February 16, 2005 [LINK]

"Backyard" bird watching

As everyone knows (or should know), Central America is the "backyard" of the good ol' U.S.A. So, when you go bird watching down here, you are in effect doing "backyard" bird watching. smile Today Jacqueline and I splurged on a "package tour," something I have rarely if ever done before. The prime birding and nature hot spots in Costa Rica are in very remote places, so I figured it would be better to start off with a guide. I almost regretted my decision after our first stop, the Poas volcano, about 25 miles NW of San Jose. It is one of a chain of volcanoes anchoring a mountain range that stretches across the middle of the country, from northwest to southeast. The higher elevations are a "cloud forest," which means that it is almost always raining or drizzling or misting. I was prepared with a proper jacket and umbrella, but the clouds and precipitation reduced visibility so much that we couldn't see anything inside the crater, which is supposed to be the second biggest one in the world. Fortunately, I saw a number of good birds, including some Sooty-capped bush tanagers, a Sooty-faced finch, a Black-cowled oriole, a Scarlet-thighed dacnis, among others. All those birds made it a worthwhile stop after all.

The we went to La Paz Waterfall, located on the eastern slope of Poas volcano. It includes an enclosed butterfly sanctuary, where we saw hundreds of chrysalises and/or cocoons. We actually saw an exotic butterfly emerge and take flight for the very first time in its life! But for me the biggest thrill was the hummingbird center, where dozens of feeders attracted a constant stream of so many different species of hummingbirds that there was no way I could hope to identify most of them. Actually, though, there was a way: our Canon DV camera! I tried my best to get as many of those tiny speedsters on tape as I could, and after further review, I would say I can probably identify at least six or seven species, maybe more. By far the best was the large Violet saber-wing. A German couple was blocking my camera angle for crucial minutes, and I almost despaired of one of the greatest bird photo-ops ever. At last, they moved, and I got some great shots. But wait, there's more! While at La Paz we also saw several Rose-breasted grosbeaks, Silver-throated tanagers (not well named, as you will soon see from the photos I took), Tennessee warblers, and others not yet identified. Finally, we walked along a precarious set of steel grate walkways to see the La Paz Waterfalls, which are awesome. The cloud forest foliage was just too thick to get good views of the many birds I heard and glimpsed.

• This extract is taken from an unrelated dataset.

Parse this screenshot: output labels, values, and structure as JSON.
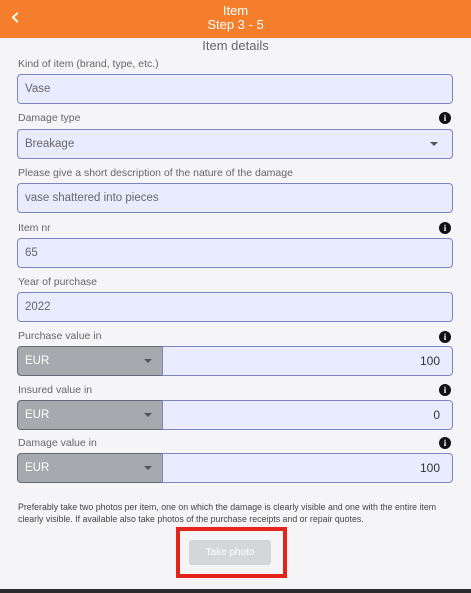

Our final stop of the day was the Doka Estate coffee plantation, in the foothills between Poas volcano and San Jose. Just before we arrived there I spotted some kind of a hawk along the road. It was a pleasant and informative tour of the farm, the coffee bean sorting equipment, and the roasting mill. It is a modern monoculture plantation, however, which means that it is not good habitat for songbirds. Also, shade-grown coffee is better quality than coffee from trees grown in open fields, and I bought a bag of organic shade-grown coffee. Finally our tour bus brought us back to Kap's Place in San Jose. Another busy, exhausting, extremely rewarding day!

Tomorrow we may take a bus/boat trip to the Caribbean coast, or perhaps head south to the Pacific beaches. Maybe we can squeeze both in!